------ Input records
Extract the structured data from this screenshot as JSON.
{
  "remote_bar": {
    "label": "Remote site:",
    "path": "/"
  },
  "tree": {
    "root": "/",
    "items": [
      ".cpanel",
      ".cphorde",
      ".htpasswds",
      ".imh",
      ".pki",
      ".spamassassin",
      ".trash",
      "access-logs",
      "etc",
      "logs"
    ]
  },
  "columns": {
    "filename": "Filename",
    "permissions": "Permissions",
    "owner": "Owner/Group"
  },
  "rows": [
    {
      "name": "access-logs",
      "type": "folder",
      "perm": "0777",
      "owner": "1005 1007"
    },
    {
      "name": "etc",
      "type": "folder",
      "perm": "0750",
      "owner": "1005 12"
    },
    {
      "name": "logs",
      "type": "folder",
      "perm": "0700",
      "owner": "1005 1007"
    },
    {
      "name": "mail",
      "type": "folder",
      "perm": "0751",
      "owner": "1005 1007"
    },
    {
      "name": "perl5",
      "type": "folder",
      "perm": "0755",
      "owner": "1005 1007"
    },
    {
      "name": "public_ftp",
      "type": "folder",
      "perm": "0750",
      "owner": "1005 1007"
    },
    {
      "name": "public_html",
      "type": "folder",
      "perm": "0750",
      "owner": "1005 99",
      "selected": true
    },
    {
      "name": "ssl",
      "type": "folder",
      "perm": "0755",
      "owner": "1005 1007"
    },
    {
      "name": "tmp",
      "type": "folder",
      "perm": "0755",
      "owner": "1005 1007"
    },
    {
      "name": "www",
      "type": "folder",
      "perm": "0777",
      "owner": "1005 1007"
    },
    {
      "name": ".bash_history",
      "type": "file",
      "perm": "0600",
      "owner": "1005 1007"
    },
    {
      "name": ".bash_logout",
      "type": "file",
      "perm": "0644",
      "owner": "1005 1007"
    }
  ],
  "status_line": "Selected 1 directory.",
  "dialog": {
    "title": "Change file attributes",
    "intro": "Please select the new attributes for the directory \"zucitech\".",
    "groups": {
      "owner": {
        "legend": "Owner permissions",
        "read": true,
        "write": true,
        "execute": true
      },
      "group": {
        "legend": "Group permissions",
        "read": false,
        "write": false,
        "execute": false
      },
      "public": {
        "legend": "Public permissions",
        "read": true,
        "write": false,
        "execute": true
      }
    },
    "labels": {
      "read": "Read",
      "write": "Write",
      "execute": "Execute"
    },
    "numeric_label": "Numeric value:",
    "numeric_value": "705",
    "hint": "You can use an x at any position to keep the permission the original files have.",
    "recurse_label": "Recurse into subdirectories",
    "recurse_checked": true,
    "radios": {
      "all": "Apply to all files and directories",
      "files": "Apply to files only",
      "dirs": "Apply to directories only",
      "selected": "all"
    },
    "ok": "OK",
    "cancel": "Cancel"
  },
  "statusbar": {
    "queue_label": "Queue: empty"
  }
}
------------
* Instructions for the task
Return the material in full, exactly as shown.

* Answer area
Extract the structured data from this screenshot as JSON.
{
  "remote_bar": {
    "label": "Remote site:",
    "path": "/"
  },
  "tree": {
    "root": "/",
    "items": [
      ".cpanel",
      ".cphorde",
      ".htpasswds",
      ".imh",
      ".pki",
      ".spamassassin",
      ".trash",
      "access-logs",
      "etc",
      "logs"
    ]
  },
  "columns": {
    "filename": "Filename",
    "permissions": "Permissions",
    "owner": "Owner/Group"
  },
  "rows": [
    {
      "name": "access-logs",
      "type": "folder",
      "perm": "0777",
      "owner": "1005 1007"
    },
    {
      "name": "etc",
      "type": "folder",
      "perm": "0750",
      "owner": "1005 12"
    },
    {
      "name": "logs",
      "type": "folder",
      "perm": "0700",
      "owner": "1005 1007"
    },
    {
      "name": "mail",
      "type": "folder",
      "perm": "0751",
      "owner": "1005 1007"
    },
    {
      "name": "perl5",
      "type": "folder",
      "perm": "0755",
      "owner": "1005 1007"
    },
    {
      "name": "public_ftp",
      "type": "folder",
      "perm": "0750",
      "owner": "1005 1007"
    },
    {
      "name": "public_html",
      "type": "folder",
      "perm": "0750",
      "owner": "1005 99",
      "selected": true
    },
    {
      "name": "ssl",
      "type": "folder",
      "perm": "0755",
      "owner": "1005 1007"
    },
    {
      "name": "tmp",
      "type": "folder",
      "perm": "0755",
      "owner": "1005 1007"
    },
    {
      "name": "www",
      "type": "folder",
      "perm": "0777",
      "owner": "1005 1007"
    },
    {
      "name": ".bash_history",
      "type": "file",
      "perm": "0600",
      "owner": "1005 1007"
    },
    {
      "name": ".bash_logout",
      "type": "file",
      "perm": "0644",
      "owner": "1005 1007"
    }
  ],
  "status_line": "Selected 1 directory.",
  "dialog": {
    "title": "Change file attributes",
    "intro": "Please select the new attributes for the directory \"zucitech\".",
    "groups": {
      "owner": {
        "legend": "Owner permissions",
        "read": true,
        "write": true,
        "execute": true
      },
      "group": {
        "legend": "Group permissions",
        "read": false,
        "write": false,
        "execute": false
      },
      "public": {
        "legend": "Public permissions",
        "read": true,
        "write": false,
        "execute": true
      }
    },
    "labels": {
      "read": "Read",
      "write": "Write",
      "execute": "Execute"
    },
    "numeric_label": "Numeric value:",
    "numeric_value": "705",
    "hint": "You can use an x at any position to keep the permission the original files have.",
    "recurse_label": "Recurse into subdirectories",
    "recurse_checked": true,
    "radios": {
      "all": "Apply to all files and directories",
      "files": "Apply to files only",
      "dirs": "Apply to directories only",
      "selected": "all"
    },
    "ok": "OK",
    "cancel": "Cancel"
  },
  "statusbar": {
    "queue_label": "Queue: empty"
  }
}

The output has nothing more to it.